I am sure most readers are aware that the RAF won the match by a single point but for those of us who were there, and regrettably that was too few of us, the story is not that simple. I do not hold too much store in U23 results but I do believe
performances count in the longer term development. The stark truth is that following a match when they had every opportunity to win that they did not was predominantly through failings of their own design. An inability to make use of the two occassions when they had a man advantage or indeed to bring their game breakers like Ben Clark and Toots Vakalutukali in to the match cost them dear.
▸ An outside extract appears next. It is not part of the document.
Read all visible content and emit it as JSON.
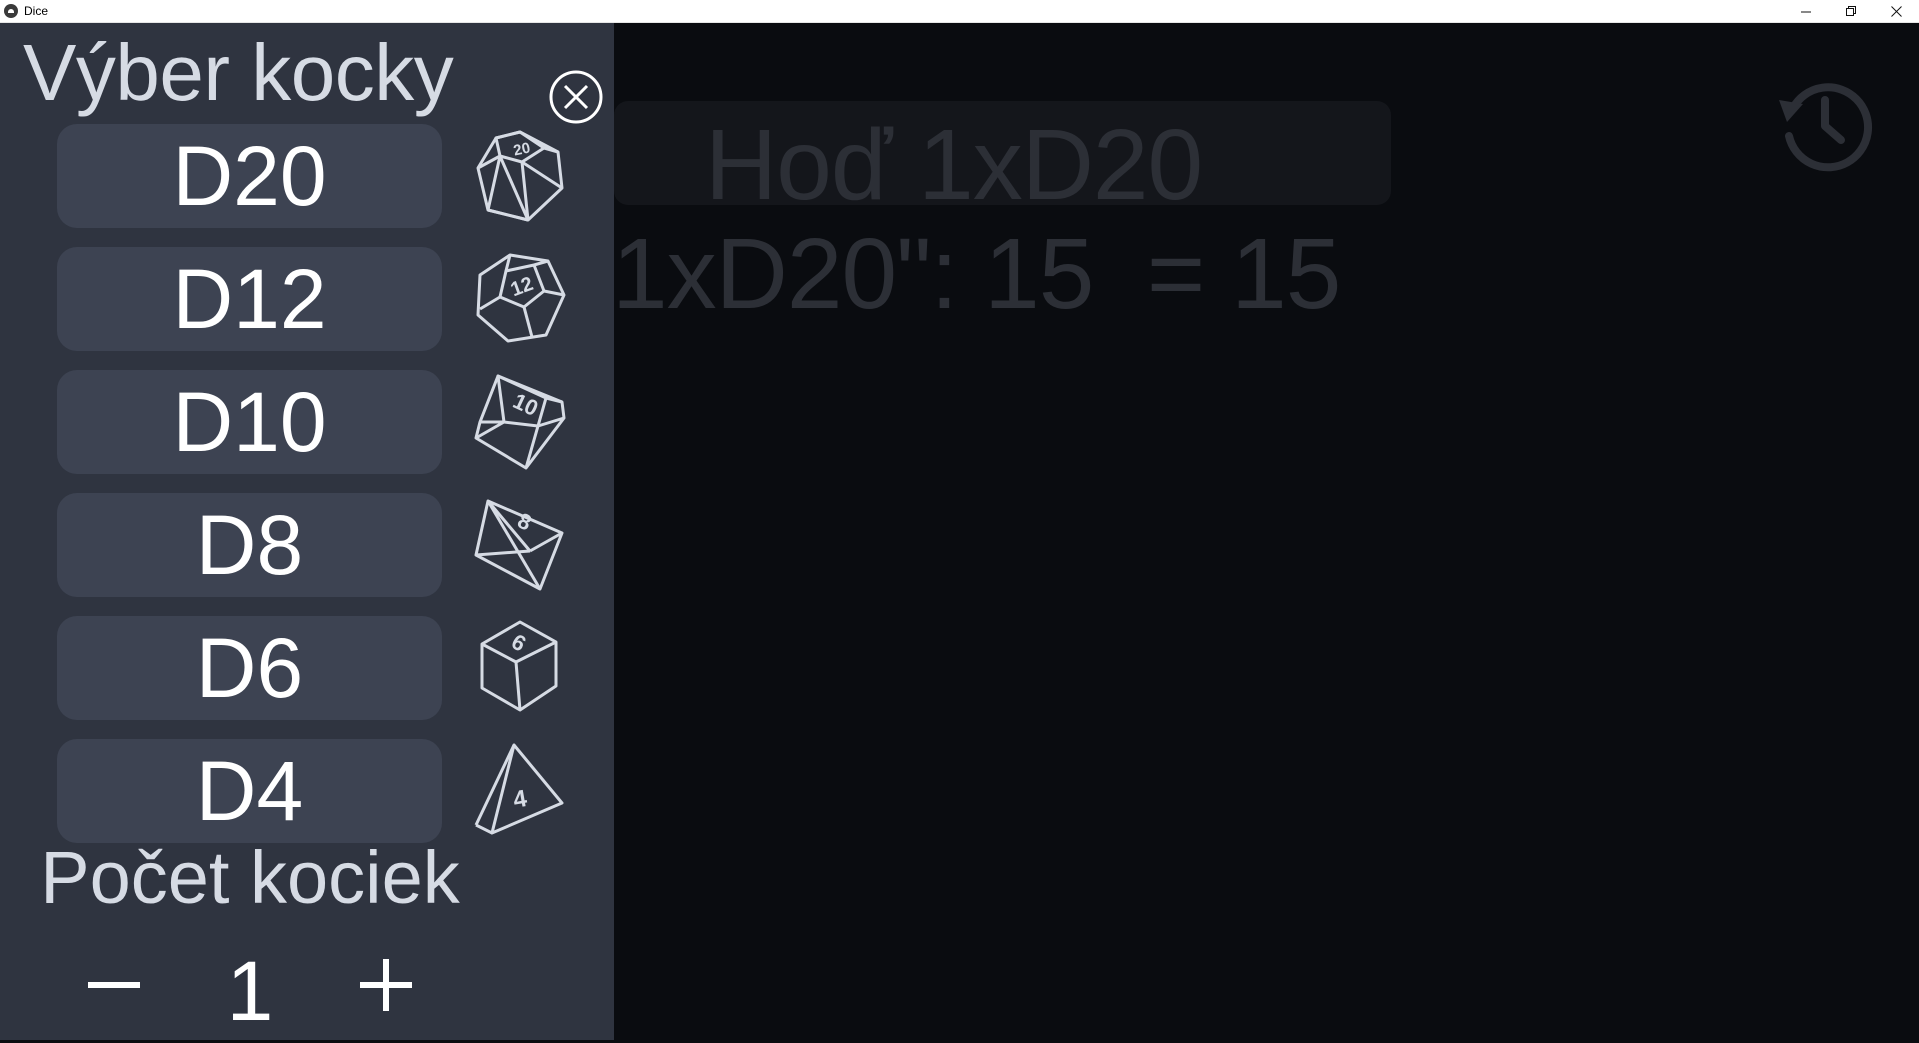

It was an afternoon when scrum half Jack Foster showed all of his combative qualities that later in the season was to result in him becoming the 700th player to be capped by the Royal Navy Rugby Union when he came on as a replacement at the 2012 Army Navy game at Twickenham. Jack was clearly a class act during the match but he allowed his own personal frustrations to get the better of him and as a consequence his decision making and execution dipped and allowed the RAF’s tenacious defence to defend their 10-3 half time lead throughout the Navy’s second half continuous onslaught.
Of course it is not the first time that matches have been won like that. In 2007 the boot was on the other foot when, led by Cowboy John, the Navy U23’s held on to a slim lead against the Army at Burnaby Road. The resultant win was as much due to the Army’s poor execution as the stirling defence of the Navy’s backrow and centres that day. However the win was enough to spark a mini revival in Navy Rugby fortunes that was to see their most successful period in the last four decades of Navy Rugby. Could history show the same for the RAF?
Since that U23 victory at RAF Cosford, RAF Rugby’s fortune has been on a slow but steady upward path. Although the conditions did not help the Senior Inter Service match at Burnaby Road was a close affair and one which both sides will have left the ground feeling they could and should have done better. Since then the RAF Spitfires, their sevens team, have had a very successful summer campaign finishing with a very credible third place at the International Defence World Sevens held in the USA.
Already this season the RAF have completed a successful regional tournament. Though this was won by the Eastern Eagles, the real point was that it involved a good selection of players who were exposed to the pathway for further representation. Players from this competition will feed in to both their U23s and their Senior’s, who incidentally started their Inter Service campaign last night at Henley.
The match against the Henley Hawks showed that the RAF are in reasonable shape for so early in the season. Perhaps as a result of the recent visit from Saracens. As to the match; a penalty and two goals to two tries gave the RAF a 17-10 halftime lead and forced the Hawks to bring on some better players from the bench. Though the RAF could not maintain their intensity in the second half they did make Henley work very hard for their eventual 29-17 victory.
The weekend before, the result had been different for their U23s. They were the third Service side to play Cambridge University LX and like the Army proved victorious. However it was far closer than the Army match or indeed the Navy U23 v CURFC LX match. The RAF U23’s nicked the match with a last minute penalty. This was kicked from the half way line by the hooker. Navy – you have been warned!
As ever you can not read too much into previous results when it comes to Inter Service rugby. However I am sure that the RAF U23 team will travel to Portsmouth in the most confident mood for some years. How the Navy respond will be interesting.
Already this season they have shown remarkable progress in their three warm up matches. Navy Rugby will not confirm the captain yet but with Tom Davies captaining the last couple of matches he is surely in the prime seat to be given the honour. Whoever gets the role will need to ensure that the lessons of last year, where Tom played fly half are learnt. They also need to ensure that they do the simple things well.
They did this for a short period against Cambridge and looked a potent side but over eagerness and ill discipline has hit them hard at times. On Friday with goal kicking hookers around it is something they can ill afford.